Late last year, Google was embarrassed when a fake news story purporting to report on aliens sucking energy from the sun made its way into the “Top Stories” search result. With a growing sense of outrage coming from the most recent presidential election and a desire to ensure aliens never hijack their search algorithm again, Google has moved fully into hunting down and eradicating sources seeking to spread misinformation.

Google has already taken the following actions to eliminate these sites by:

  • Manually reviewing websites that make it to their “Top Stories” section.
  • Using its algorithm to demote fake news websites.
  • Removing the financial incentive for creating and spreading fake news.
  • Fact-checking stories found in Google News.
  • Funding additional fact-checking projects that seek to eradicate fake news from the web.

Ultimately, you’re better served being honest about your products of services. If you feel the need to mislead or exaggerate your product to gain clicks, you’re probably promoting a poor product to begin with.

Don’t Try to Work the System to Your Advantage

Google pulled over 7 million ads last year for trying to work the system. This category includes ads that directly violated Google’s ad policies, but were created anyway in hopes that Google wouldn’t catch them.

Google first observed the trend of “tabloid cloaking” in 2016 – a term that refers to ads created to look like actual news stories but would take readers to a site selling a product – like a weight-loss supplement – when clicked on. Businesses that engage in tabloid cloaking leverage relevant news stories to drive traffic to their sites by any means necessary.

This practice of casting the largest net possible to capture clicks resulted in the suspension of nearly 1,300 accounts.

The majority of advertisers use content to promote their business and products. That’s why it’s more important now than ever to make sure your ad copy matches the content found on your website. Relevance is vital for not only meeting the demands of Google, but ensuring you honestly receive a high click-through rate.

Don’t Break Google’s Rules

Google has drawn a line that means taking action not only against specific ads, but outright banning websites that repeatedly break the rules.

Last year, Google banned 47,000 websites linked to weight-loss scams, 15,000 sites for spreading malware, and 6,000 sites for selling counterfeit goods. Misleading or fake product websites have also been met with a Google ban.

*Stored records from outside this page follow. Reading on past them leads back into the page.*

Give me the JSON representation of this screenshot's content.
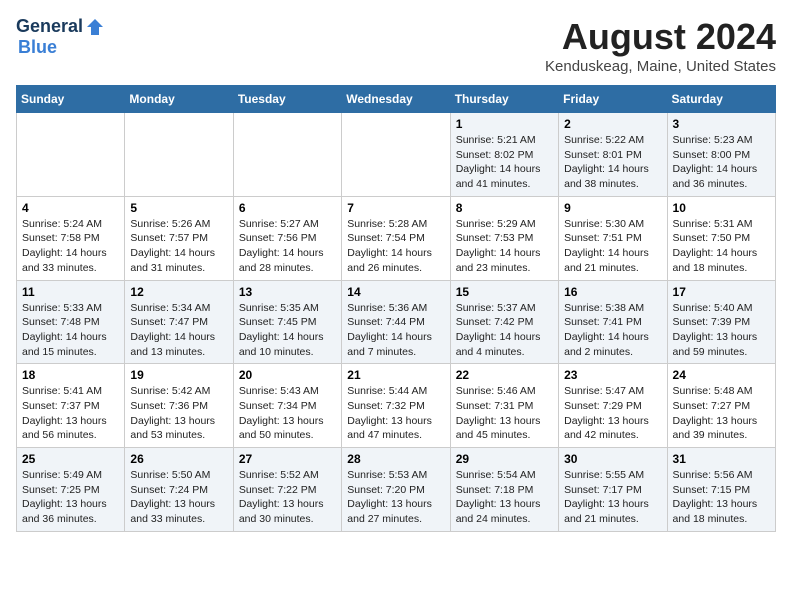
{
  "header": {
    "logo_general": "General",
    "logo_blue": "Blue",
    "month": "August 2024",
    "location": "Kenduskeag, Maine, United States"
  },
  "columns": [
    "Sunday",
    "Monday",
    "Tuesday",
    "Wednesday",
    "Thursday",
    "Friday",
    "Saturday"
  ],
  "weeks": [
    [
      {
        "day": "",
        "content": ""
      },
      {
        "day": "",
        "content": ""
      },
      {
        "day": "",
        "content": ""
      },
      {
        "day": "",
        "content": ""
      },
      {
        "day": "1",
        "content": "Sunrise: 5:21 AM\nSunset: 8:02 PM\nDaylight: 14 hours and 41 minutes."
      },
      {
        "day": "2",
        "content": "Sunrise: 5:22 AM\nSunset: 8:01 PM\nDaylight: 14 hours and 38 minutes."
      },
      {
        "day": "3",
        "content": "Sunrise: 5:23 AM\nSunset: 8:00 PM\nDaylight: 14 hours and 36 minutes."
      }
    ],
    [
      {
        "day": "4",
        "content": "Sunrise: 5:24 AM\nSunset: 7:58 PM\nDaylight: 14 hours and 33 minutes."
      },
      {
        "day": "5",
        "content": "Sunrise: 5:26 AM\nSunset: 7:57 PM\nDaylight: 14 hours and 31 minutes."
      },
      {
        "day": "6",
        "content": "Sunrise: 5:27 AM\nSunset: 7:56 PM\nDaylight: 14 hours and 28 minutes."
      },
      {
        "day": "7",
        "content": "Sunrise: 5:28 AM\nSunset: 7:54 PM\nDaylight: 14 hours and 26 minutes."
      },
      {
        "day": "8",
        "content": "Sunrise: 5:29 AM\nSunset: 7:53 PM\nDaylight: 14 hours and 23 minutes."
      },
      {
        "day": "9",
        "content": "Sunrise: 5:30 AM\nSunset: 7:51 PM\nDaylight: 14 hours and 21 minutes."
      },
      {
        "day": "10",
        "content": "Sunrise: 5:31 AM\nSunset: 7:50 PM\nDaylight: 14 hours and 18 minutes."
      }
    ],
    [
      {
        "day": "11",
        "content": "Sunrise: 5:33 AM\nSunset: 7:48 PM\nDaylight: 14 hours and 15 minutes."
      },
      {
        "day": "12",
        "content": "Sunrise: 5:34 AM\nSunset: 7:47 PM\nDaylight: 14 hours and 13 minutes."
      },
      {
        "day": "13",
        "content": "Sunrise: 5:35 AM\nSunset: 7:45 PM\nDaylight: 14 hours and 10 minutes."
      },
      {
        "day": "14",
        "content": "Sunrise: 5:36 AM\nSunset: 7:44 PM\nDaylight: 14 hours and 7 minutes."
      },
      {
        "day": "15",
        "content": "Sunrise: 5:37 AM\nSunset: 7:42 PM\nDaylight: 14 hours and 4 minutes."
      },
      {
        "day": "16",
        "content": "Sunrise: 5:38 AM\nSunset: 7:41 PM\nDaylight: 14 hours and 2 minutes."
      },
      {
        "day": "17",
        "content": "Sunrise: 5:40 AM\nSunset: 7:39 PM\nDaylight: 13 hours and 59 minutes."
      }
    ],
    [
      {
        "day": "18",
        "content": "Sunrise: 5:41 AM\nSunset: 7:37 PM\nDaylight: 13 hours and 56 minutes."
      },
      {
        "day": "19",
        "content": "Sunrise: 5:42 AM\nSunset: 7:36 PM\nDaylight: 13 hours and 53 minutes."
      },
      {
        "day": "20",
        "content": "Sunrise: 5:43 AM\nSunset: 7:34 PM\nDaylight: 13 hours and 50 minutes."
      },
      {
        "day": "21",
        "content": "Sunrise: 5:44 AM\nSunset: 7:32 PM\nDaylight: 13 hours and 47 minutes."
      },
      {
        "day": "22",
        "content": "Sunrise: 5:46 AM\nSunset: 7:31 PM\nDaylight: 13 hours and 45 minutes."
      },
      {
        "day": "23",
        "content": "Sunrise: 5:47 AM\nSunset: 7:29 PM\nDaylight: 13 hours and 42 minutes."
      },
      {
        "day": "24",
        "content": "Sunrise: 5:48 AM\nSunset: 7:27 PM\nDaylight: 13 hours and 39 minutes."
      }
    ],
    [
      {
        "day": "25",
        "content": "Sunrise: 5:49 AM\nSunset: 7:25 PM\nDaylight: 13 hours and 36 minutes."
      },
      {
        "day": "26",
        "content": "Sunrise: 5:50 AM\nSunset: 7:24 PM\nDaylight: 13 hours and 33 minutes."
      },
      {
        "day": "27",
        "content": "Sunrise: 5:52 AM\nSunset: 7:22 PM\nDaylight: 13 hours and 30 minutes."
      },
      {
        "day": "28",
        "content": "Sunrise: 5:53 AM\nSunset: 7:20 PM\nDaylight: 13 hours and 27 minutes."
      },
      {
        "day": "29",
        "content": "Sunrise: 5:54 AM\nSunset: 7:18 PM\nDaylight: 13 hours and 24 minutes."
      },
      {
        "day": "30",
        "content": "Sunrise: 5:55 AM\nSunset: 7:17 PM\nDaylight: 13 hours and 21 minutes."
      },
      {
        "day": "31",
        "content": "Sunrise: 5:56 AM\nSunset: 7:15 PM\nDaylight: 13 hours and 18 minutes."
      }
    ]
  ]
}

While Google isn’t in the business of preventing companies and websites from making money, it has shown a willingness to defend the integrity of its search results by removing ads and terminating accounts that break with established policies and procedures.

Google has policies in place that limit or prohibit the advertising of violent content, hacking, healthcare, tobacco, drugs and alcohol, and adult content. If you’re marketing these types of products or content through Adwords, don’t be surprised if you join the list of banned ads and websites in 2017.


That Google has taken a hard line stance against misleading ads and websites should come as good news to businesses that market honest products to the public through Adwords. It means less competition and a better chance of ranking highly for relevant keywords. The policy should also help increase the faith users have in Google search results, making them more willing to click on an ad when they feel confident their time isn’t being wasted.